    But if there are alternatives that are vegetable things, don’t they have ancient hindu names or whatever? You’d think it would sound more stylish than just “fake cheese.”

  19. Busyish
    Posted February 3, 2011 at 1:36 pm | Permalink

    Hey, does this place have unswealmond milk on hand for making coffee drinks? So much better than soy milk for that purpose!

    Also, I don’t know where this place is located. Did it take over Luwak or something?

  20. Jennifer
    Posted February 5, 2011 at 3:05 pm | Permalink

    Wow, I was just commenting that there are fake cheeses available and apparently offered on the vegan sandwiches at Cafe Ollie. I was saying no more, no less.

    But now I will:
    I agree with what y’all are saying about the fake substitution stuff being unappealing. It’s processed and that’s what makes it gross, vegan or not.

    What I disagree with, though, is that just because someone practices a vegan lifestyle doesn’t mean they can’t appreciate the flavors from an omnivore diet. Why would you, if you used to like the salty, smoky taste of bacon, not want to continue experiencing those flavors, but without consuming the pig? Or if you like the creaminess that milk adds, why not substitute a non-dairy milk? I don’t get what your point is, Pete or Leon. Not sure why eating substitutions makes a person’s veganism a moot point.

    I make my choices for myself without preaching or condemning. I don’t appreciate being asked to defend the way I eat, nor would I quiz you on your diet and tell you what I think about what you consume. It’s not my business.

  21. Posted February 5, 2011 at 3:48 pm | Permalink

    The fake cheese you make for your nachos is delicious, Jennifer… Maybe you could make some for the community and win over a few converts. Or, short of that, maybe you could just post your recipe.
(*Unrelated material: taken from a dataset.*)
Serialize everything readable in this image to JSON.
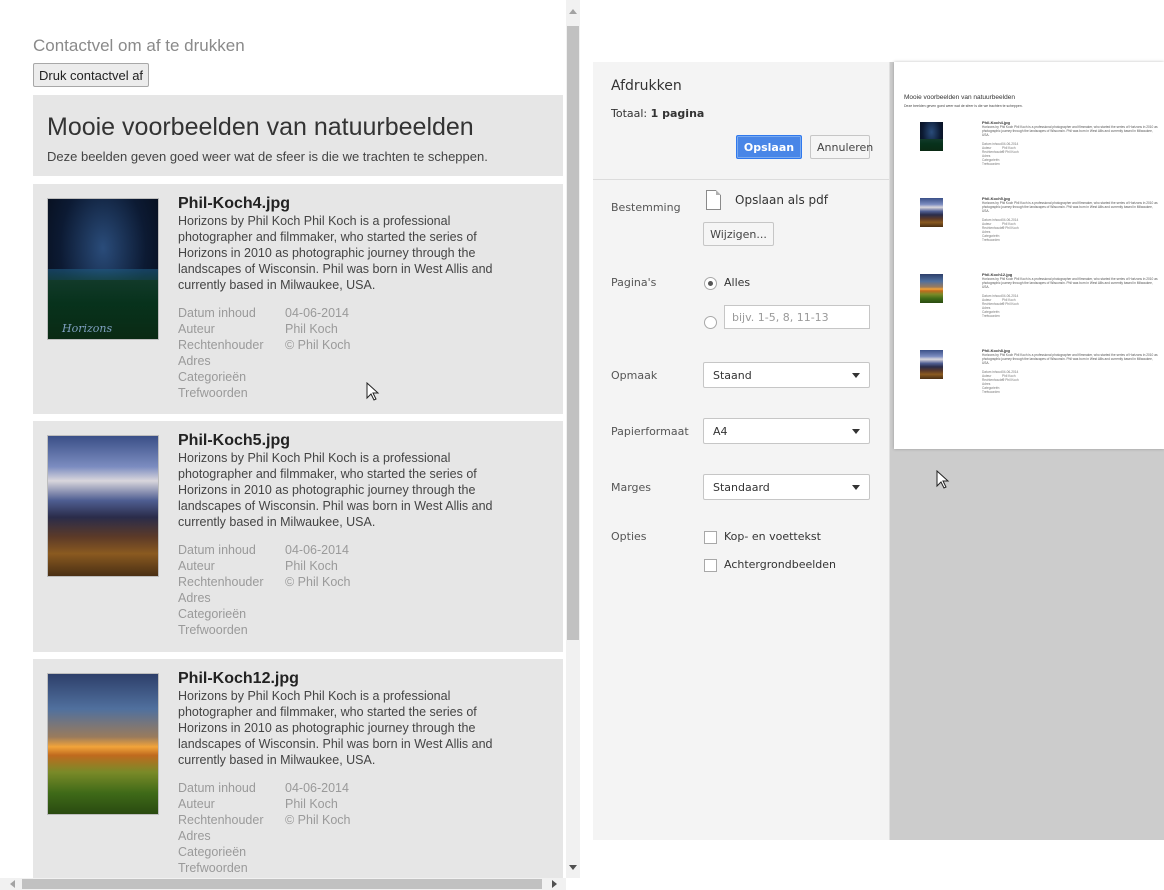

Is it up on your site?

  22. Leon Spinks
    Posted February 6, 2011 at 1:44 am | Permalink

    “Not sure why eating substitutions makes a person’s veganism a moot point.”

    Doesn’t make it moot; just fake.

    Ha-ha. Just kidding. I don’t know. I was just curious about it. Nothing I have ever eaten that was fake actually tasted like the original, that’s all. So if I were a vegan, I would not be too hep to that cardboardy fake bacon stuff when in fact, there are some really great tasting vegetables and fruits and nuts that are fatty and smokey and salty and all that. I just like to go for all the fucking gusto, and I don’t understand people who don’t.
    And they should really make up good sounding names for the stuff instead of just calling it fake milk, fake cheese, fake bacon, fake etc.

Leave a Reply

Your email address will not be published. Required fields are marked *

This site uses Akismet to reduce spam. Learn how your comment data is processed.


BUY LOCAL... or shop at Amazon through this link Banner Initiative Cherewick 2